▶

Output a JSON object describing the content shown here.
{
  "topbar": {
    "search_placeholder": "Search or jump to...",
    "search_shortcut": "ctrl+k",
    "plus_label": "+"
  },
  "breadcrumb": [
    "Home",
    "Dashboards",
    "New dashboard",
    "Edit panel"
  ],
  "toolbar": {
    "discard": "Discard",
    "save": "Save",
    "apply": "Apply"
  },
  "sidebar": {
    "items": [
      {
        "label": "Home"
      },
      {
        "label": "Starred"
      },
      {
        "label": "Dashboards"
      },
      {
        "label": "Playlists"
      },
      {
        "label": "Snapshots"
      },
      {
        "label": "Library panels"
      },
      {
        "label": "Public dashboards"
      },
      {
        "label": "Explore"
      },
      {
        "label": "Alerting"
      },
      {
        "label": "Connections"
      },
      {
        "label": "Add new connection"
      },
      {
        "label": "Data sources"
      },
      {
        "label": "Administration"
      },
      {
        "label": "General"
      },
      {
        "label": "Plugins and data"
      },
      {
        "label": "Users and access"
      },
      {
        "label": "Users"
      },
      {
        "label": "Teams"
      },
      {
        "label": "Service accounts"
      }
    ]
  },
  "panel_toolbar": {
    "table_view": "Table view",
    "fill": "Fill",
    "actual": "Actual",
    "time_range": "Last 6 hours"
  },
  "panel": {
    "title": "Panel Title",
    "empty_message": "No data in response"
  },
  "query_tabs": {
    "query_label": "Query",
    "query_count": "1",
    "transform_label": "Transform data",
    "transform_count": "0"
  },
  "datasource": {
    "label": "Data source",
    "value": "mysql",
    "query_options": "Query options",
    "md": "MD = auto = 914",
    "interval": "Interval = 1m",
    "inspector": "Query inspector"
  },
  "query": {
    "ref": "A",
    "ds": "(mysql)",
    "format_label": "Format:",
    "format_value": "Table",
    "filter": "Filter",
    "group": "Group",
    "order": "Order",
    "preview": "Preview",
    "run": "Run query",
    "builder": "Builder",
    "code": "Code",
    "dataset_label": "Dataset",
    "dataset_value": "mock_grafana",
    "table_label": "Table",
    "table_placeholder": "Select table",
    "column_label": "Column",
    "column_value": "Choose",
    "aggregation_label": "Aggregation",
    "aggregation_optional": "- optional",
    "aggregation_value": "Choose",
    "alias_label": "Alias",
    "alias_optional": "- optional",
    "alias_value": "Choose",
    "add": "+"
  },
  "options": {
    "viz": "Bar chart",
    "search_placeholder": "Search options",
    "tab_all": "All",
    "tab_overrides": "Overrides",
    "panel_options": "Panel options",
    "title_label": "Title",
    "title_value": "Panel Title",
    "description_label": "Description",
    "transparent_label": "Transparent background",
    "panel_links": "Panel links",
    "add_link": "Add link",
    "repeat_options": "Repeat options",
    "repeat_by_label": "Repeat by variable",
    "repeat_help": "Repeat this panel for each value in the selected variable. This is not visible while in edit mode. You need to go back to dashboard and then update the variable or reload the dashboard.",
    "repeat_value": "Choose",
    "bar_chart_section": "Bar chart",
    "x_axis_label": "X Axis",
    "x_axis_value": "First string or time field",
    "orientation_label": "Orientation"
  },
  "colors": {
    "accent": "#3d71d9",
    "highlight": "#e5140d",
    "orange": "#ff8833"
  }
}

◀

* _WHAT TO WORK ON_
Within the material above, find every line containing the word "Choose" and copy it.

* _OUTPUT OF THE TASK_
    "column_value": "Choose",
    "aggregation_value": "Choose",
    "alias_value": "Choose",
    "repeat_value": "Choose",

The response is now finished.